• **WHAT YOU WILL DO**
Wherever a line of the records contains "John", copy that line.

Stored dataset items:
= Beginning of Section =

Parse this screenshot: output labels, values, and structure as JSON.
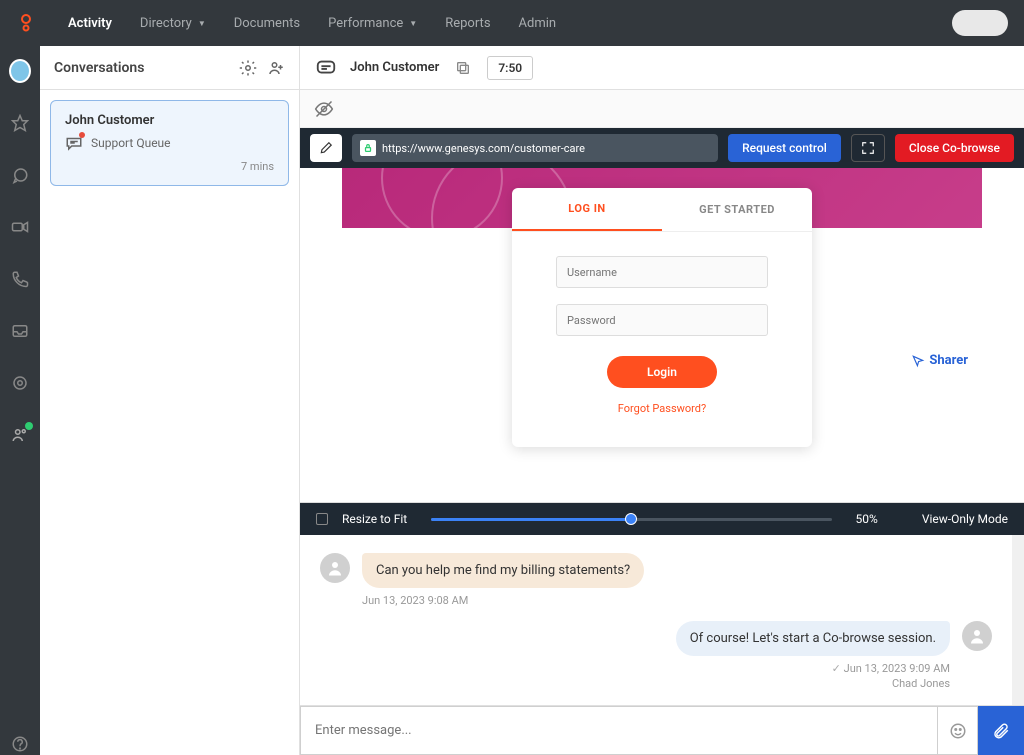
{
  "nav": {
    "items": [
      "Activity",
      "Directory",
      "Documents",
      "Performance",
      "Reports",
      "Admin"
    ],
    "active": 0,
    "dropdowns": [
      1,
      3
    ]
  },
  "conversations": {
    "title": "Conversations",
    "items": [
      {
        "name": "John Customer",
        "queue": "Support Queue",
        "time": "7 mins"
      }
    ]
  },
  "customer_header": {
    "name": "John Customer",
    "timer": "7:50"
  },
  "cobrowse": {
    "url": "https://www.genesys.com/customer-care",
    "request_btn": "Request control",
    "close_btn": "Close Co-browse"
  },
  "login_page": {
    "tabs": [
      "LOG IN",
      "GET STARTED"
    ],
    "username_ph": "Username",
    "password_ph": "Password",
    "login_btn": "Login",
    "forgot": "Forgot Password?",
    "sharer": "Sharer"
  },
  "zoom": {
    "resize_label": "Resize to Fit",
    "percent": "50%",
    "mode": "View-Only Mode"
  },
  "chat": {
    "messages": [
      {
        "from": "customer",
        "text": "Can you help me find my billing statements?",
        "time": "Jun 13, 2023 9:08 AM"
      },
      {
        "from": "agent",
        "text": "Of course! Let's start a Co-browse session.",
        "time": "Jun 13, 2023 9:09 AM",
        "name": "Chad Jones"
      }
    ],
    "input_placeholder": "Enter message..."
  }
}
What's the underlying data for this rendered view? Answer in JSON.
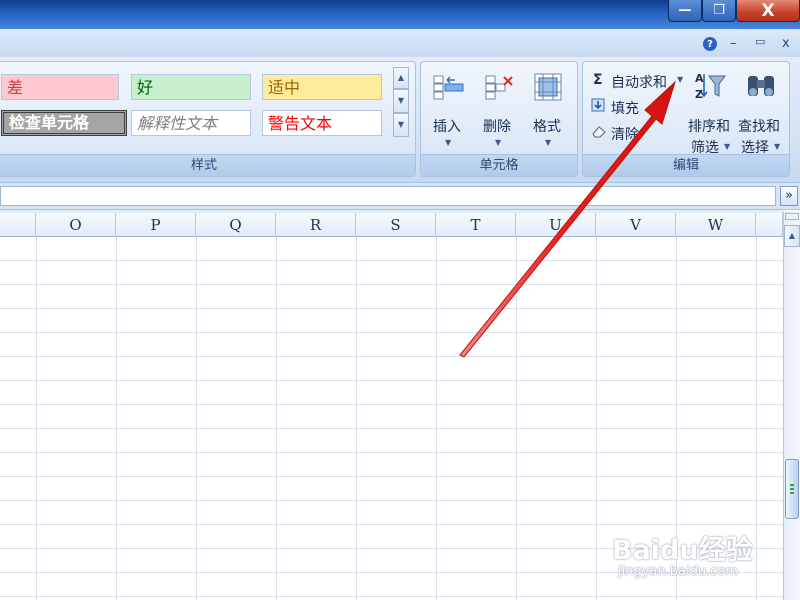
{
  "window": {
    "minimize_label": "—",
    "maximize_label": "❐",
    "close_label": "X"
  },
  "menustrip": {
    "help_label": "?",
    "min_label": "–",
    "restore_label": "▭",
    "close_label": "x"
  },
  "ribbon": {
    "styles": {
      "group_label": "样式",
      "cells": {
        "bad": "差",
        "good": "好",
        "neutral": "适中",
        "check_cell": "检查单元格",
        "explanatory": "解释性文本",
        "warning": "警告文本"
      },
      "colors": {
        "bad_bg": "#ffc7ce",
        "bad_fg": "#9c0006",
        "good_bg": "#c6efce",
        "good_fg": "#006100",
        "neutral_bg": "#ffeb9c",
        "neutral_fg": "#9c6500",
        "check_bg": "#a5a5a5",
        "warning_fg": "#ff0000",
        "explanatory_fg": "#7f7f7f"
      }
    },
    "cells_group": {
      "group_label": "单元格",
      "insert_label": "插入",
      "delete_label": "删除",
      "format_label": "格式"
    },
    "editing": {
      "group_label": "编辑",
      "autosum_label": "自动求和",
      "fill_label": "填充",
      "clear_label": "清除",
      "sort_label_1": "排序和",
      "sort_label_2": "筛选",
      "find_label_1": "查找和",
      "find_label_2": "选择"
    }
  },
  "formula_bar": {
    "expand_label": "»"
  },
  "sheet": {
    "columns": [
      "",
      "O",
      "P",
      "Q",
      "R",
      "S",
      "T",
      "U",
      "V",
      "W"
    ]
  },
  "annotation": {
    "arrow_color": "#e8221d"
  },
  "watermark": {
    "brand": "Baidu经验",
    "url": "jingyan.baidu.com"
  }
}
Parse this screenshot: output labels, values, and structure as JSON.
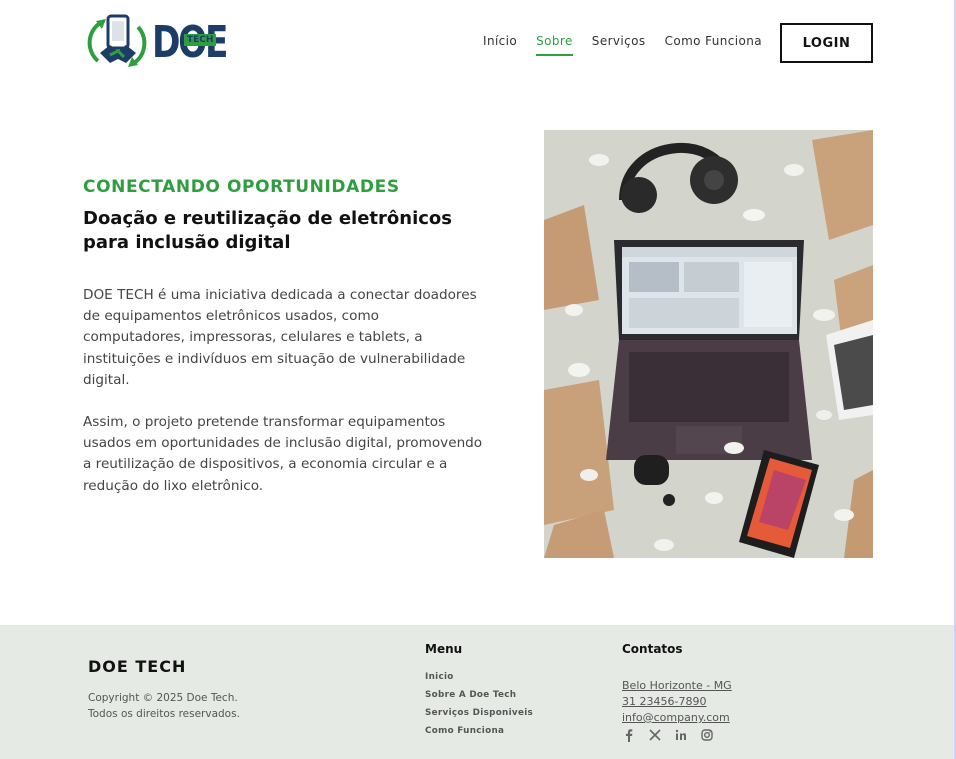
{
  "header": {
    "logo_word": "DOE",
    "logo_badge": "TECH",
    "nav": [
      {
        "label": "Início"
      },
      {
        "label": "Sobre"
      },
      {
        "label": "Serviços"
      },
      {
        "label": "Como Funciona"
      }
    ],
    "active_nav": "Sobre",
    "login_label": "LOGIN"
  },
  "hero": {
    "eyebrow": "CONECTANDO OPORTUNIDADES",
    "headline": "Doação e reutilização de eletrônicos para inclusão digital",
    "paragraph1": "DOE TECH é uma iniciativa dedicada a conectar doadores de equipamentos eletrônicos usados, como computadores, impressoras, celulares e tablets, a instituições e indivíduos em situação de vulnerabilidade digital.",
    "paragraph2": "Assim, o projeto pretende transformar equipamentos usados em oportunidades de inclusão digital, promovendo a reutilização de dispositivos, a economia circular e a redução do lixo eletrônico."
  },
  "footer": {
    "brand": "DOE TECH",
    "copyright_line1": "Copyright © 2025 Doe Tech.",
    "copyright_line2": "Todos os direitos reservados.",
    "menu_title": "Menu",
    "menu": [
      {
        "label": "Inicio"
      },
      {
        "label": "Sobre A Doe Tech"
      },
      {
        "label": "Serviços Disponiveis"
      },
      {
        "label": "Como Funciona"
      }
    ],
    "contacts_title": "Contatos",
    "contacts": [
      {
        "label": "Belo Horizonte - MG"
      },
      {
        "label": "31 23456-7890"
      },
      {
        "label": "info@company.com"
      }
    ],
    "social_icons": [
      "facebook-icon",
      "x-icon",
      "linkedin-icon",
      "instagram-icon"
    ]
  },
  "colors": {
    "accent_green": "#2f9e3f",
    "brand_navy": "#1c3d66",
    "footer_bg": "#e6eae5"
  }
}
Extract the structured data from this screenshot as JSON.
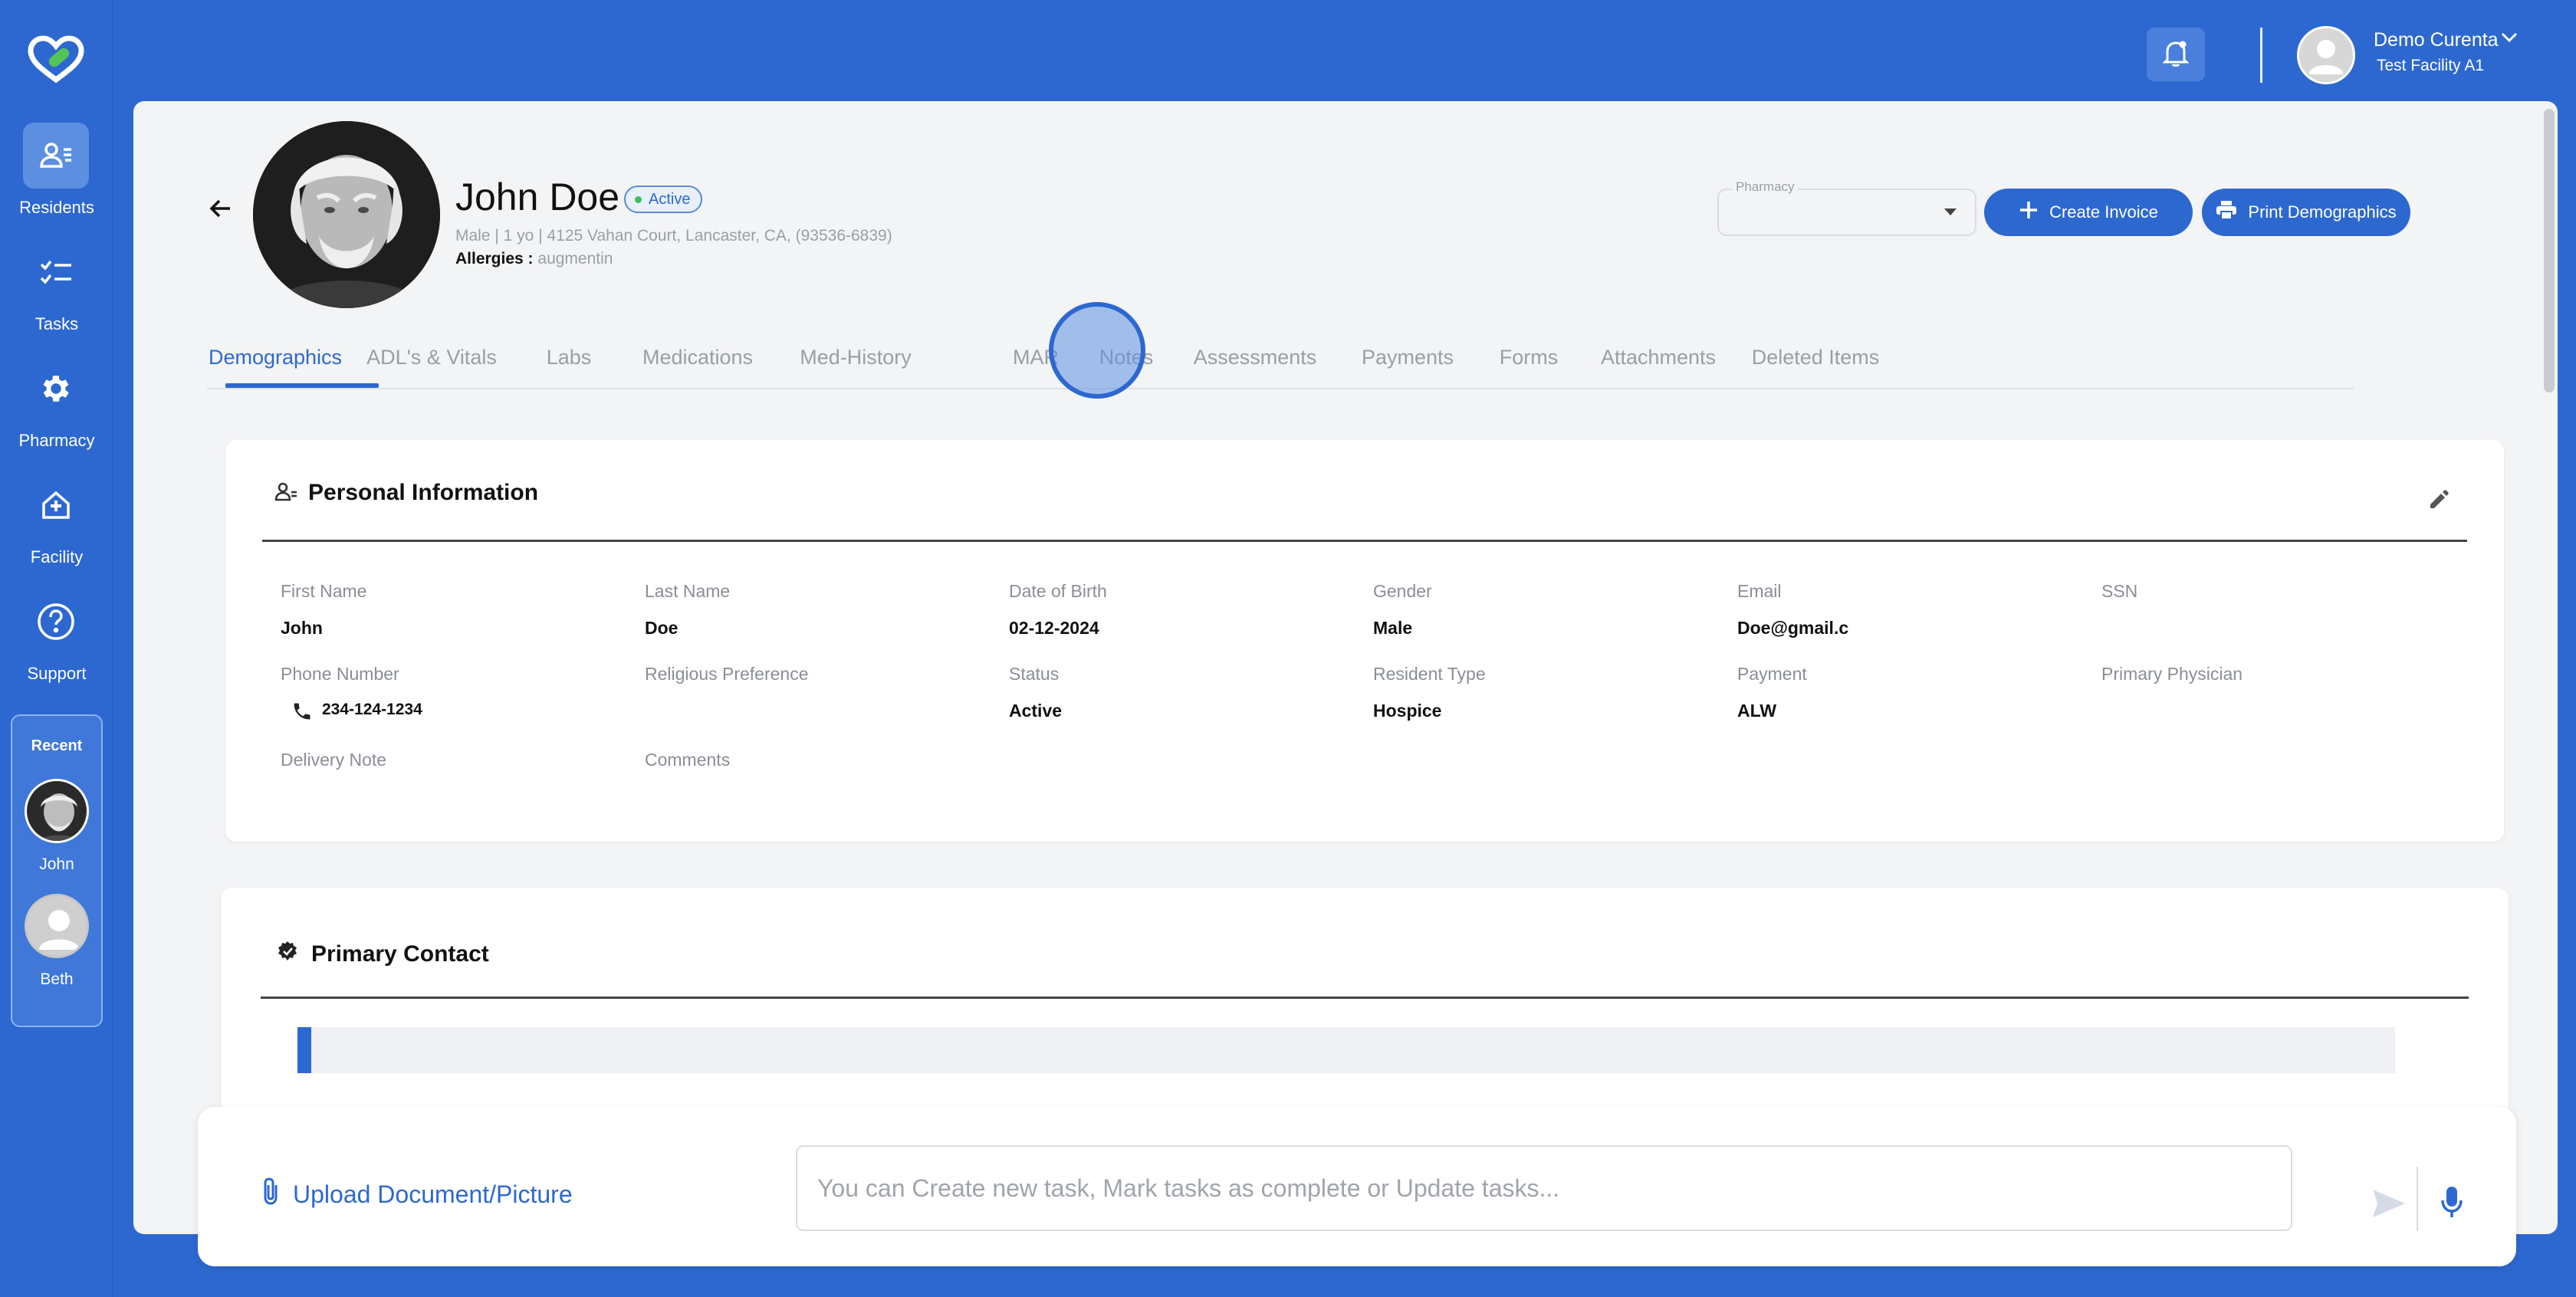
{
  "sidebar": {
    "items": [
      {
        "label": "Residents",
        "icon": "residents-icon",
        "active": true
      },
      {
        "label": "Tasks",
        "icon": "tasks-icon"
      },
      {
        "label": "Pharmacy",
        "icon": "gear-icon"
      },
      {
        "label": "Facility",
        "icon": "facility-icon"
      },
      {
        "label": "Support",
        "icon": "help-icon"
      }
    ],
    "recent": {
      "title": "Recent",
      "items": [
        {
          "name": "John"
        },
        {
          "name": "Beth"
        }
      ]
    }
  },
  "topbar": {
    "user_name": "Demo Curenta",
    "facility": "Test Facility A1"
  },
  "resident": {
    "name": "John Doe",
    "status": "Active",
    "meta": "Male | 1 yo | 4125 Vahan Court, Lancaster, CA, (93536-6839)",
    "allergies_label": "Allergies :",
    "allergies_value": "augmentin"
  },
  "actions": {
    "pharmacy_label": "Pharmacy",
    "pharmacy_value": "",
    "create_invoice": "Create Invoice",
    "print_demographics": "Print Demographics"
  },
  "tabs": [
    {
      "label": "Demographics",
      "active": true
    },
    {
      "label": "ADL's & Vitals"
    },
    {
      "label": "Labs"
    },
    {
      "label": "Medications"
    },
    {
      "label": "Med-History"
    },
    {
      "label": "MAR"
    },
    {
      "label": "Notes"
    },
    {
      "label": "Assessments"
    },
    {
      "label": "Payments"
    },
    {
      "label": "Forms"
    },
    {
      "label": "Attachments"
    },
    {
      "label": "Deleted Items"
    }
  ],
  "personal_info": {
    "title": "Personal Information",
    "fields": {
      "first_name": {
        "label": "First Name",
        "value": "John"
      },
      "last_name": {
        "label": "Last Name",
        "value": "Doe"
      },
      "dob": {
        "label": "Date of Birth",
        "value": "02-12-2024"
      },
      "gender": {
        "label": "Gender",
        "value": "Male"
      },
      "email": {
        "label": "Email",
        "value": "Doe@gmail.c"
      },
      "ssn": {
        "label": "SSN",
        "value": ""
      },
      "phone": {
        "label": "Phone Number",
        "value": "234-124-1234"
      },
      "religion": {
        "label": "Religious Preference",
        "value": ""
      },
      "status": {
        "label": "Status",
        "value": "Active"
      },
      "resident_type": {
        "label": "Resident Type",
        "value": "Hospice"
      },
      "payment": {
        "label": "Payment",
        "value": "ALW"
      },
      "physician": {
        "label": "Primary Physician",
        "value": ""
      },
      "delivery_note": {
        "label": "Delivery Note",
        "value": ""
      },
      "comments": {
        "label": "Comments",
        "value": ""
      }
    }
  },
  "primary_contact": {
    "title": "Primary Contact"
  },
  "chat": {
    "upload_label": "Upload Document/Picture",
    "placeholder": "You can Create new task, Mark tasks as complete or Update tasks..."
  },
  "colors": {
    "brand_blue": "#2d68d0",
    "background": "#f3f4f6",
    "active_green": "#3cbf5a"
  }
}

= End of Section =

• **RESPONSE**
        "name": "John Customer",
    "name": "John Customer",
          "name": "John"
    "name": "John Doe",
        "value": "John"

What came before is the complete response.